This machine was born out of frustration! Stumpy had a cheap hand-held biscuit joiner that he picked up on a whim at Harbor Freight. The problem with cheap units like that is the difficulty that comes with making an accurately placed slot without the tool rocking out of position during the cut! So, like any good woodworker, Stumpy set out to find a solution. And the result is a bench top unit that can make a cheap tool into something easier to use than even the expensive hand-held versions. The Bench-top Biscuit Joiner is fast and accurate, inexpensive to build, and has dozens of uses. It's great for edge gluing boards, strengthening any butt joint, cutting slots for raised panels and picture frames... you name it!
These two jigs are easy to make, and simple to use. One is for the router table, the other is used with a hand-held router.
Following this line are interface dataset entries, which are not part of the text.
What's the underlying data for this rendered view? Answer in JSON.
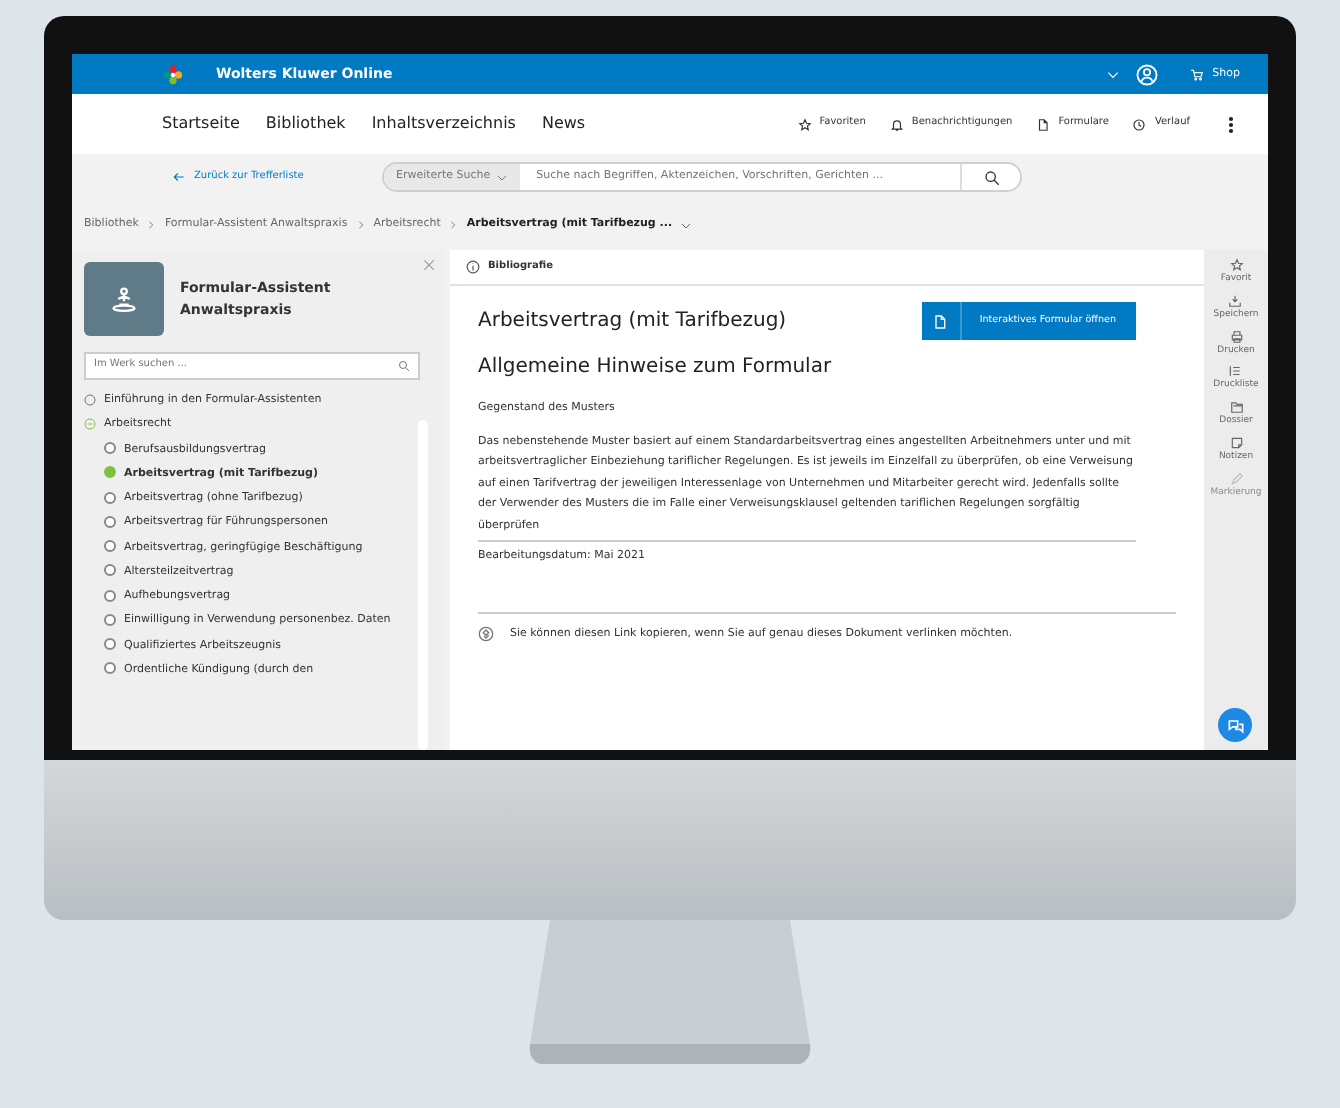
{
  "topbar": {
    "brand": "Wolters Kluwer Online",
    "shop": "Shop"
  },
  "nav": {
    "items": [
      "Startseite",
      "Bibliothek",
      "Inhaltsverzeichnis",
      "News"
    ],
    "actions": [
      {
        "kind": "star",
        "label": "Favoriten"
      },
      {
        "kind": "bell",
        "label": "Benachrichtigungen"
      },
      {
        "kind": "doc",
        "label": "Formulare"
      },
      {
        "kind": "history",
        "label": "Verlauf"
      }
    ]
  },
  "search": {
    "back_link": "Zurück zur Trefferliste",
    "scope": "Erweiterte Suche",
    "placeholder": "Suche nach Begriffen, Aktenzeichen, Vorschriften, Gerichten ..."
  },
  "breadcrumbs": [
    {
      "label": "Bibliothek",
      "current": false
    },
    {
      "label": "Formular-Assistent Anwaltspraxis",
      "current": false
    },
    {
      "label": "Arbeitsrecht",
      "current": false
    },
    {
      "label": "Arbeitsvertrag (mit Tarifbezug ...",
      "current": true
    }
  ],
  "sidebar": {
    "title": "Formular-Assistent Anwaltspraxis",
    "search_placeholder": "Im Werk suchen ...",
    "tree": [
      {
        "label": "Einführung in den Formular-Assistenten",
        "expanded": false,
        "selected": false
      },
      {
        "label": "Arbeitsrecht",
        "expanded": true,
        "selected": false,
        "children": [
          {
            "label": "Berufsausbildungsvertrag",
            "selected": false
          },
          {
            "label": "Arbeitsvertrag (mit Tarifbezug)",
            "selected": true
          },
          {
            "label": "Arbeitsvertrag (ohne Tarifbezug)",
            "selected": false
          },
          {
            "label": "Arbeitsvertrag für Führungspersonen",
            "selected": false
          },
          {
            "label": "Arbeitsvertrag, geringfügige Beschäftigung",
            "selected": false
          },
          {
            "label": "Altersteilzeitvertrag",
            "selected": false
          },
          {
            "label": "Aufhebungsvertrag",
            "selected": false
          },
          {
            "label": "Einwilligung in Verwendung personenbez. Daten",
            "selected": false
          },
          {
            "label": "Qualifiziertes Arbeitszeugnis",
            "selected": false
          },
          {
            "label": "Ordentliche Kündigung (durch den",
            "selected": false
          }
        ]
      }
    ]
  },
  "content": {
    "tab": "Bibliografie",
    "title": "Arbeitsvertrag (mit Tarifbezug)",
    "button": "Interaktives Formular öffnen",
    "heading": "Allgemeine Hinweise zum Formular",
    "subheading": "Gegenstand des Musters",
    "paragraph": "Das nebenstehende Muster basiert auf einem Standardarbeitsvertrag eines angestellten Arbeitnehmers unter und mit arbeitsvertraglicher Einbeziehung tariflicher Regelungen. Es ist jeweils im Einzelfall zu überprüfen, ob eine Verweisung auf einen Tarifvertrag der jeweiligen Interessenlage von Unternehmen und Mitarbeiter gerecht wird. Jedenfalls sollte der Verwender des Musters die im Falle einer Verweisungsklausel geltenden tariflichen Regelungen sorgfältig überprüfen",
    "date": "Bearbeitungsdatum: Mai 2021",
    "link_note": "Sie können diesen Link kopieren, wenn Sie auf genau dieses Dokument verlinken möchten."
  },
  "rail": [
    {
      "kind": "star",
      "label": "Favorit",
      "disabled": false
    },
    {
      "kind": "save",
      "label": "Speichern",
      "disabled": false
    },
    {
      "kind": "print",
      "label": "Drucken",
      "disabled": false
    },
    {
      "kind": "list",
      "label": "Druckliste",
      "disabled": false
    },
    {
      "kind": "folder",
      "label": "Dossier",
      "disabled": false
    },
    {
      "kind": "note",
      "label": "Notizen",
      "disabled": false
    },
    {
      "kind": "pen",
      "label": "Markierung",
      "disabled": true
    }
  ]
}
Both will cut through-dovetail pins (the tails are cut with a band saw, scroll saw or jig saw). The hand-held router jig will also enable you to cut half-blind dovetails as well. Both jigs are demonstrated in the videos below, and there's another video about laying out your joints.
Every workshop should have at least one saw bench. Not only is this an indispensable tool for sawing, it’s also a comfortable and portable workspace for chopping, boring and all sorts of other tasks. This version of the classic saw bench includes some extra features. For one thing, there’s a split that runs down the center to support both sides of the board while you rip down its length. There are holes for holdfasts to secure your work while you drill or chop sitting down. And it’s large enough to use as a step stool or an extra seat while shooting the breeze. But the best part is it can be built with some old construction lumber!
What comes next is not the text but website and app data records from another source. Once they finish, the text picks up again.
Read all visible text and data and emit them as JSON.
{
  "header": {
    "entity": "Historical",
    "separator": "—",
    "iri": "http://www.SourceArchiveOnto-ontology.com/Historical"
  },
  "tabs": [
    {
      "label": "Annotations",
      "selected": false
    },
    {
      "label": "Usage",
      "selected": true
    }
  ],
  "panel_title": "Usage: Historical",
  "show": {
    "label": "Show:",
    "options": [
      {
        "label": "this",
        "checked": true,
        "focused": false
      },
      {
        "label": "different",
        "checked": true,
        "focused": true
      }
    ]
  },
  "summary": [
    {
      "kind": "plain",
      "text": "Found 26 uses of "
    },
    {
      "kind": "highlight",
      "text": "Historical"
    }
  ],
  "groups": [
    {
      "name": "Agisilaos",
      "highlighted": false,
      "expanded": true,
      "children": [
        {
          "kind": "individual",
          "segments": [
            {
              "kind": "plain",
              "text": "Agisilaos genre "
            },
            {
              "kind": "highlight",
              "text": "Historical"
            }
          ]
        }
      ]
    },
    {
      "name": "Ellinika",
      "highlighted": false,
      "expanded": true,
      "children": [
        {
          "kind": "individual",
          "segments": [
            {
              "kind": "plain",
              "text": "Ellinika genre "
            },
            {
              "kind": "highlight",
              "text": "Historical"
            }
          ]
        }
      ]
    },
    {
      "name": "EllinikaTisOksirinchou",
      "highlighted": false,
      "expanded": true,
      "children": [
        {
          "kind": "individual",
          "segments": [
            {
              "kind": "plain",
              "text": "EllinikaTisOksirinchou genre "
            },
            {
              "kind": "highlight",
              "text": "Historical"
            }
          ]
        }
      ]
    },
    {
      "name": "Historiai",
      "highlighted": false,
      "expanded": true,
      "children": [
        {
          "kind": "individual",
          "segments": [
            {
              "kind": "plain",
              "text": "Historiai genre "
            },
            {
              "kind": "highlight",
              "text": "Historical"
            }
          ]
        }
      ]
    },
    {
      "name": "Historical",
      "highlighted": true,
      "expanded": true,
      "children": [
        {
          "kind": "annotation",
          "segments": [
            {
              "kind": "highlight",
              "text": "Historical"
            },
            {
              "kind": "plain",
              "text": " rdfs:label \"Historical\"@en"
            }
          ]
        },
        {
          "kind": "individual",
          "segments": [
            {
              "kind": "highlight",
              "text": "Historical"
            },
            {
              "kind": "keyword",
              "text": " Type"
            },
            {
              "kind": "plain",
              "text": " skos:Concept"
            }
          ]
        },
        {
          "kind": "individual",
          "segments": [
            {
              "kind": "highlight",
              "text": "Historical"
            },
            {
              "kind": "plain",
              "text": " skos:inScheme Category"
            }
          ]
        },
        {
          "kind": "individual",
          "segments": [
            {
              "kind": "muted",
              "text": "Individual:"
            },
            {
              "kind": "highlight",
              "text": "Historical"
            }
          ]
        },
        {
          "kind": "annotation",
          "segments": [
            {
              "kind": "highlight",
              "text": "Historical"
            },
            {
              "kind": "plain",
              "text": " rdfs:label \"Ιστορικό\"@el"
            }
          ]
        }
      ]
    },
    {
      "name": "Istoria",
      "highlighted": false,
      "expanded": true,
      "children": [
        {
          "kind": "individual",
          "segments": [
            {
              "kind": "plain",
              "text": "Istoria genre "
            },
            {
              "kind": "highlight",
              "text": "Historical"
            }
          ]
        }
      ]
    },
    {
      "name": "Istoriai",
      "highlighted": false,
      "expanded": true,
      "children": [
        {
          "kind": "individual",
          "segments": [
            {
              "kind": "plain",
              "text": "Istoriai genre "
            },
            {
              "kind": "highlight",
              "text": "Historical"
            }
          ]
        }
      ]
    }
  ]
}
This band saw is BIG on everything except size. It features a full 24" of throat capacity, yet it's small enough to fit on a bench. It's loaded with features that even the commercially made saws lack, like a built in sliding crosscut table, ball bearing blade guides, and a unique dust collection manifold. You can use common 104"-105" blades and the best part is, it's made almost entirely from wood!
Andre Roubo was among the oldest of the old-timey woodworkers, and the unique drawings found in his eighteenth century book have inspired woodworkers for over 200 years. Stumpy has designed a version of this bench which is by far the easiest, least expensive version to make. You can build one without difficult joinery, and without compromises in strength and features, all from cheap construction lumber! It's big, beefy and full of all the features a hand tool woodworker, or even a power tool woodworker, would appreciate.